━━━ Records shown
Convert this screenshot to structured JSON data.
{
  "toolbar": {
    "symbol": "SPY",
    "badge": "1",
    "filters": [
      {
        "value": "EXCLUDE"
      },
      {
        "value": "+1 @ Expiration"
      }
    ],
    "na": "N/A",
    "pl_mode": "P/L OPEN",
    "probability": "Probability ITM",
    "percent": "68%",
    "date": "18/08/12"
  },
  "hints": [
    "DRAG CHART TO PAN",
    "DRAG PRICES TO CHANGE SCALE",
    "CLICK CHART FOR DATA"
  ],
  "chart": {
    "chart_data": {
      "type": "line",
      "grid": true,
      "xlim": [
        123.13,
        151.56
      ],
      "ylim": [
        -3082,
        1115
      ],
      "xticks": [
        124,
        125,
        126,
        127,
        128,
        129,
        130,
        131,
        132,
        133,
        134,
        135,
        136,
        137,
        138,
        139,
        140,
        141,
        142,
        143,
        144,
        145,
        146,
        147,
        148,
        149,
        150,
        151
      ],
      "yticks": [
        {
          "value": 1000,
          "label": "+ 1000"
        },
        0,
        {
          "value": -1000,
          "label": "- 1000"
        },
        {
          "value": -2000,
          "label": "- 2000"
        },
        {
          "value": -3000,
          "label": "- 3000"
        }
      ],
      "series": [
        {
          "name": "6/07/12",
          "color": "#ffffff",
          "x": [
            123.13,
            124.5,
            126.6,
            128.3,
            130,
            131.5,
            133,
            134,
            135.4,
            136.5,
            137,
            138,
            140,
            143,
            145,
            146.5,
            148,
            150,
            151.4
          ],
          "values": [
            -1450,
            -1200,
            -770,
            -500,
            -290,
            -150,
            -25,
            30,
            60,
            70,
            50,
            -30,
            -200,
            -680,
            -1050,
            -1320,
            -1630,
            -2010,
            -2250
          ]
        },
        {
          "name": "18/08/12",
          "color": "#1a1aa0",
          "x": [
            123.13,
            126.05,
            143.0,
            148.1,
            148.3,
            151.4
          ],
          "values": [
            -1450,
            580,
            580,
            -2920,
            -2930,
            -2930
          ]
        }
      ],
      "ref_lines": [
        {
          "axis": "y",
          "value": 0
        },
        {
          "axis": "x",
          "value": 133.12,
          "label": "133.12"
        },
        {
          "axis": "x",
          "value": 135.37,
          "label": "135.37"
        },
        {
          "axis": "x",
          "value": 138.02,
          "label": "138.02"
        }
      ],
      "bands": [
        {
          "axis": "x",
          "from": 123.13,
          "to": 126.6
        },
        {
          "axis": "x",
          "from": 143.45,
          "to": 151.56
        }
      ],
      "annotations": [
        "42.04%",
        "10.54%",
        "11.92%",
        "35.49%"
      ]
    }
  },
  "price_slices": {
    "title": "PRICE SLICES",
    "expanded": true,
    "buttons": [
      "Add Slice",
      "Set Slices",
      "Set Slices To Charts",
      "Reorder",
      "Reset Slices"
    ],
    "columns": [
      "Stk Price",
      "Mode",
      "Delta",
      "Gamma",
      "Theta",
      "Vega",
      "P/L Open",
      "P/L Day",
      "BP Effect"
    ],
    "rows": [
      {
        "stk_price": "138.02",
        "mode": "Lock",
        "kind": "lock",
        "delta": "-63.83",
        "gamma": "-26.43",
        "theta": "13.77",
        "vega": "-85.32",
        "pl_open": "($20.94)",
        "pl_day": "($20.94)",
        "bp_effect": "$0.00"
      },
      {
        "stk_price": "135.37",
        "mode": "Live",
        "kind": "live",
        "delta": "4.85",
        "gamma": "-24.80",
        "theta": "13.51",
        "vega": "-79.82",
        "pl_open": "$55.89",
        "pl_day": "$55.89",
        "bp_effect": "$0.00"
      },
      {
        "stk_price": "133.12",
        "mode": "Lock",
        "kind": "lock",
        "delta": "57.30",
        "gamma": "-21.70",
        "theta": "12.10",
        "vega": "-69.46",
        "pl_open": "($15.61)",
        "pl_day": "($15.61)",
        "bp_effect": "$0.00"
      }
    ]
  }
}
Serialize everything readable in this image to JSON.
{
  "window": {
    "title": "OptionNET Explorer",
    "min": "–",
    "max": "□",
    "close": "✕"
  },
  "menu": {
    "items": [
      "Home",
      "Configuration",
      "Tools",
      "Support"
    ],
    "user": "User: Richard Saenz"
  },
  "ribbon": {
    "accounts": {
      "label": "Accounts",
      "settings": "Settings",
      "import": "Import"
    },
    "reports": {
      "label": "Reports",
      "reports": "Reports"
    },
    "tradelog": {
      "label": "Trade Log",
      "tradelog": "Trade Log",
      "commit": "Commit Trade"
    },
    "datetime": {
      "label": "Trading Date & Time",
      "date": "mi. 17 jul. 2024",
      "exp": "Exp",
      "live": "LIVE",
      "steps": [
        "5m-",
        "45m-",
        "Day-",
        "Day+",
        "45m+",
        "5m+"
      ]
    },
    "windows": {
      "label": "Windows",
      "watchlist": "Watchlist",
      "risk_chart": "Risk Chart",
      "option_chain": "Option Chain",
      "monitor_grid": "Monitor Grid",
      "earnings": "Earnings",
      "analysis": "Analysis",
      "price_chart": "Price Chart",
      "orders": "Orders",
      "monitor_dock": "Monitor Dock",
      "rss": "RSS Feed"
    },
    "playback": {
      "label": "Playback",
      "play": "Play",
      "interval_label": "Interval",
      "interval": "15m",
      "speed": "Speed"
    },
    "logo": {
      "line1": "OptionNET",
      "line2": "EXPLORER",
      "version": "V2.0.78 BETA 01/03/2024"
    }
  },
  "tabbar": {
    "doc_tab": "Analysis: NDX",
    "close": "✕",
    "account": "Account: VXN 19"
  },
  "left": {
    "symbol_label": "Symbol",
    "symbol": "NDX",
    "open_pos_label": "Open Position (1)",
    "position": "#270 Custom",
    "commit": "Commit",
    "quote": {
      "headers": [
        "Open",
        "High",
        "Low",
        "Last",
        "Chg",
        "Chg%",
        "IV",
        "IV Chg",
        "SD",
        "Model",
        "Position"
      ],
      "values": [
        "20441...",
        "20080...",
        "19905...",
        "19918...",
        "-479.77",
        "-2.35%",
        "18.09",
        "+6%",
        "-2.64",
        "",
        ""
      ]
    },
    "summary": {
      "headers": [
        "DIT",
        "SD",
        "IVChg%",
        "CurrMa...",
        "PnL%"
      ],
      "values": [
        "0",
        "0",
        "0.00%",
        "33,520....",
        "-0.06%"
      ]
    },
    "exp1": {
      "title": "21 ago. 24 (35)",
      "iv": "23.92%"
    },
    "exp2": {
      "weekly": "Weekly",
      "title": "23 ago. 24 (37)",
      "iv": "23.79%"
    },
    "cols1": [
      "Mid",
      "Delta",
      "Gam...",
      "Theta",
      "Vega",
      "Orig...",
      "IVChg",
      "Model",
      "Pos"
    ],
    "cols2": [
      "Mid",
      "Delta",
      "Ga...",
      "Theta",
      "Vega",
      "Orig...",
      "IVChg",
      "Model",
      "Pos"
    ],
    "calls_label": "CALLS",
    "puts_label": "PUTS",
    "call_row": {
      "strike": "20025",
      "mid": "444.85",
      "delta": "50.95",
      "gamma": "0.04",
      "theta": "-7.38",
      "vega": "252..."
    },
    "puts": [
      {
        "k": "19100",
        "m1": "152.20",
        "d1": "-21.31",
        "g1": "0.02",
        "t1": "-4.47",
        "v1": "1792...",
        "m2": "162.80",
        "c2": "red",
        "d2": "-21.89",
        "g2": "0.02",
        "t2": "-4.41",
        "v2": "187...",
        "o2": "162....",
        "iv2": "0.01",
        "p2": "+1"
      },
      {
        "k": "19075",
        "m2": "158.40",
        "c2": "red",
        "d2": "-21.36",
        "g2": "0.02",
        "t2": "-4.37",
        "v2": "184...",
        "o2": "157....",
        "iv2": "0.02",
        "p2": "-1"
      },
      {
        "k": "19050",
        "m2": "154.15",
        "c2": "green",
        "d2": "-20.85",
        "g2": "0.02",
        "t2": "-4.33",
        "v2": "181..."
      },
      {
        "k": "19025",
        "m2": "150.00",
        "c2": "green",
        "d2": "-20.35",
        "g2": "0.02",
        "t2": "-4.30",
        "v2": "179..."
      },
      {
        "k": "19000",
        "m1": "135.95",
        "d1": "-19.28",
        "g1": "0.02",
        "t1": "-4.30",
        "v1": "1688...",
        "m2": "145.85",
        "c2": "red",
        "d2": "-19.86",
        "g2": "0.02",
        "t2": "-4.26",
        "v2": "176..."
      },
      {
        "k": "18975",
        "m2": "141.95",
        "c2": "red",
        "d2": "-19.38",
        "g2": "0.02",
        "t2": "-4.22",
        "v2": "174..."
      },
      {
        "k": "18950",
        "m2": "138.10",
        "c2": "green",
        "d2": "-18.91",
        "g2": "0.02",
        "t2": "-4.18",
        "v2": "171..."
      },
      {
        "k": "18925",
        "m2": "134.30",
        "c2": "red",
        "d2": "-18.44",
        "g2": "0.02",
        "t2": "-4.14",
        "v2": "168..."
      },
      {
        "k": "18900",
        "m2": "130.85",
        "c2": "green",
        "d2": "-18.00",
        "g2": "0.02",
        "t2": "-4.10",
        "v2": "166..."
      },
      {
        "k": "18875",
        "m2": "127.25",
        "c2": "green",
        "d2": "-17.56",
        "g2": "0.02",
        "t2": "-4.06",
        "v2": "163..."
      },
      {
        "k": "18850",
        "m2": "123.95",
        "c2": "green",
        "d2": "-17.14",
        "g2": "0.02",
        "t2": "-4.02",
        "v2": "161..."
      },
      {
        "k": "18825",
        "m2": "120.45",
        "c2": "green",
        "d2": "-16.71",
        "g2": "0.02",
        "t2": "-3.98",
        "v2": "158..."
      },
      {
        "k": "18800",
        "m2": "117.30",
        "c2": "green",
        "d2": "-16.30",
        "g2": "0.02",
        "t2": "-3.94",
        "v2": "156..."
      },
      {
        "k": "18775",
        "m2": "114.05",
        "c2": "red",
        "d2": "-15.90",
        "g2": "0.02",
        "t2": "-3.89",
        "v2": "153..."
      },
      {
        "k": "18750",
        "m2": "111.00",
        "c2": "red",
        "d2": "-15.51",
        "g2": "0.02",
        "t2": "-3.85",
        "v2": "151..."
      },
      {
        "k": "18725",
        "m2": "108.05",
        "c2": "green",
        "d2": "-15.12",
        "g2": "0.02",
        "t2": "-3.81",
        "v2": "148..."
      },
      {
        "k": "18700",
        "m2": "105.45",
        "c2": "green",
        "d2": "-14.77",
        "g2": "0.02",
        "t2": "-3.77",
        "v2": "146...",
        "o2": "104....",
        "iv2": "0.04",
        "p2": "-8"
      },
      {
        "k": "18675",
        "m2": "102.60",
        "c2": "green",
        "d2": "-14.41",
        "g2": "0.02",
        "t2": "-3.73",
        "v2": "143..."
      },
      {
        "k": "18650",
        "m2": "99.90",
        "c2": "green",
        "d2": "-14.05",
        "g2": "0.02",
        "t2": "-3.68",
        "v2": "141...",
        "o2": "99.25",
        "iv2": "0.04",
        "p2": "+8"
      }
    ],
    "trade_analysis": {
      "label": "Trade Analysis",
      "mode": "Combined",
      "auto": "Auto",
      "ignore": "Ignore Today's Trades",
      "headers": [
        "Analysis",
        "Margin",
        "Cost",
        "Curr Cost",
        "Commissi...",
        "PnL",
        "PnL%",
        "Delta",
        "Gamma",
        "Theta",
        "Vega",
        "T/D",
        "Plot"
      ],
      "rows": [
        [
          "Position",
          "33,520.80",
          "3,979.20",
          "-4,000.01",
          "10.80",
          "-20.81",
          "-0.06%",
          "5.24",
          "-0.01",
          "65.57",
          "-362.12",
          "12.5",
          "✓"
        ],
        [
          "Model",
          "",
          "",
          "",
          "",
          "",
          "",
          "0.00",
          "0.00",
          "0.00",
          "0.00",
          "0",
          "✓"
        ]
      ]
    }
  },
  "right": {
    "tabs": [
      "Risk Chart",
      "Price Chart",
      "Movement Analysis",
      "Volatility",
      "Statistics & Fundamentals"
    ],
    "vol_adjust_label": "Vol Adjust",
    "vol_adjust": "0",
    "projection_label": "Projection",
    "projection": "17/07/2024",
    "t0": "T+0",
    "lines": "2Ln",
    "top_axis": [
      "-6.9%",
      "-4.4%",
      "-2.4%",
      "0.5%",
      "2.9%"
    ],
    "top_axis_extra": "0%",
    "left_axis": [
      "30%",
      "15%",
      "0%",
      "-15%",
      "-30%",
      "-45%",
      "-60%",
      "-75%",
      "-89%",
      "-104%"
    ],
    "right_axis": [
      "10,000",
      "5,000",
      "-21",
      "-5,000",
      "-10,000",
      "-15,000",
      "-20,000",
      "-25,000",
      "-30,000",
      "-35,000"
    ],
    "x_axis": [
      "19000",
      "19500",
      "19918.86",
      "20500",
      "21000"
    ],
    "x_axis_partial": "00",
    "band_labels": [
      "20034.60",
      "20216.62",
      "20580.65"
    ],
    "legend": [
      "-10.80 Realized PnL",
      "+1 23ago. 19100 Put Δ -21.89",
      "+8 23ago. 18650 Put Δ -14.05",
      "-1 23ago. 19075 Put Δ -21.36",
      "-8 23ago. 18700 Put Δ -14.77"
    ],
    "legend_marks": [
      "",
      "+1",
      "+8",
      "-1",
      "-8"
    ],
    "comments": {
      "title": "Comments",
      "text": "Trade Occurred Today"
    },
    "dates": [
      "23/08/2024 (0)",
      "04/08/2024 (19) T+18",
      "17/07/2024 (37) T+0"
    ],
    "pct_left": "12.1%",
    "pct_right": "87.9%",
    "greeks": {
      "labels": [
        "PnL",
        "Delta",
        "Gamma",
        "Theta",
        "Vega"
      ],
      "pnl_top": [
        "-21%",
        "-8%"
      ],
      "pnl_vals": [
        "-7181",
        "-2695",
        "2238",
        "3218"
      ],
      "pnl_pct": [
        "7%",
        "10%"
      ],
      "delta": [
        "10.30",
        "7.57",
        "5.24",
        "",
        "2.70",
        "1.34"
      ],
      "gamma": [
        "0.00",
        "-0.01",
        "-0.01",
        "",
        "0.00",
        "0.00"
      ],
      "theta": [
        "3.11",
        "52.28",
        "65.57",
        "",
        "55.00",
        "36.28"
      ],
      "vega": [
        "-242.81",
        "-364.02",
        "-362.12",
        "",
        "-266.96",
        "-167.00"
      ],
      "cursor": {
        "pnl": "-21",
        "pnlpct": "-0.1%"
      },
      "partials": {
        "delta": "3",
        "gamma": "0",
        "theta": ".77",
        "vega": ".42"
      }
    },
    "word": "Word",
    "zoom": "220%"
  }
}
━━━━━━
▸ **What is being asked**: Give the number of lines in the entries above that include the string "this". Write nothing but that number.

▸ **Answer**: 2